  • adaptation of the book James! Don't be a Fool by E. V. Timms with an adaptation by John P. McLeod[12]
  • adaptation of John P. McLeod's book Along the Road with a script to be done by McLeod[12]
  • A Sweepin' the Deep with George Wallace
  • adaptation of Redheap by Norman Lindsay – £1,000 reportedly paid for the rights[13]
  • Typhoon Treasure – later made by others
  • adaptation of Robbery Under Arms as a stage musical then a film

See also[edit]

References[edit]

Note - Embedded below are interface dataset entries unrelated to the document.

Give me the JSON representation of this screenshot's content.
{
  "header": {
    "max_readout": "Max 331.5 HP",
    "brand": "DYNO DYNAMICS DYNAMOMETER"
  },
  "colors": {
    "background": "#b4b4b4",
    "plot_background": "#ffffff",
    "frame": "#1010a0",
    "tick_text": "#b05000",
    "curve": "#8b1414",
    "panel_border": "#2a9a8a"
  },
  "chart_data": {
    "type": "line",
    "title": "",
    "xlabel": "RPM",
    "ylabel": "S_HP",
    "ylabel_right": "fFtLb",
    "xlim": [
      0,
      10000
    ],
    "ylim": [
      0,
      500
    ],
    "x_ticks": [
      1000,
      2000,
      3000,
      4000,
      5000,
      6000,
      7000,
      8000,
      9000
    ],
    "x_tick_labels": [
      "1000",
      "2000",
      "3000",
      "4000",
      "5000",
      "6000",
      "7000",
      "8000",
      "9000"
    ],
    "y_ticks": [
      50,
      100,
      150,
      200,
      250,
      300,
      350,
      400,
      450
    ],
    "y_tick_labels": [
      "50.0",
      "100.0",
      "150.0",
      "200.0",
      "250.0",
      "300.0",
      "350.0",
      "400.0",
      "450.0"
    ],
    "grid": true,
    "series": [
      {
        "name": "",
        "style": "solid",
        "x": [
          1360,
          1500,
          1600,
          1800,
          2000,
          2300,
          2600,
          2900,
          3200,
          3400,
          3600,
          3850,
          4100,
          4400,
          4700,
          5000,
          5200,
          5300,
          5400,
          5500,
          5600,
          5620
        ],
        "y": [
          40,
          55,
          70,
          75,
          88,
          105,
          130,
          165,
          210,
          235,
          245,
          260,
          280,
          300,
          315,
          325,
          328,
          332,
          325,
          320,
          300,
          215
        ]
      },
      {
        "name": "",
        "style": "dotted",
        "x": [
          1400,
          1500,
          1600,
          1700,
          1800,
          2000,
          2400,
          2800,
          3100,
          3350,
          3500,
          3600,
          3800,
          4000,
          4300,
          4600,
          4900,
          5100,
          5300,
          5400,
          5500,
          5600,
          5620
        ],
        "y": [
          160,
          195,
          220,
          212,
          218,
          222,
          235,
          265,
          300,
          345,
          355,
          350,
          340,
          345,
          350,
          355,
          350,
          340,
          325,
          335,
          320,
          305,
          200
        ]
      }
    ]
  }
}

  1. ^ "AUSTRALIAN FILMS.". The Sydney Morning Herald (National Library of Australia). 14 February 1934. p. 12. Retrieved 10 August 2012. 
  2. ^ "EFFTEE FILMS.". The Sydney Morning Herald (National Library of Australia). 27 July 1934. p. 7. Retrieved 10 August 2012. 
  3. ^ "EFFTEE FILMS.". The Sydney Morning Herald (National Library of Australia). 8 February 1936. p. 17. Retrieved 10 August 2012. 
  4. ^ "FILMS TO BE MADE FROM AUSTRALIAN STORIES.". The Barrier Miner (Broken Hill, NSW: National Library of Australia). 2 March 1936. p. 4. Retrieved 22 January 2012. 
  5. ^ Melbourne production credits at AusStage
  6. ^ Production credits at AusStage
  7. ^ Melbourne production credits at AusStage
  8. ^ Melbourne production credits at AusStage
  9. ^ Melbourne production credits at AusStage
  10. ^ Melbourne production credits at AusStage
  11. ^ 'ENGLISH PLAYS To be Filmed in Melbourne', The Sydney Morning Herald, Friday 12 January 1934 p 6
  12. ^ a b "HAVE YOU READ?.". The World's News (Sydney: National Library of Australia). 27 August 1927. p. 14. Retrieved 19 October 2014. 
  13. ^ "Counting the Cash in Australian Films"', Everyones 12 December 1934 p 19-21

Sources[edit]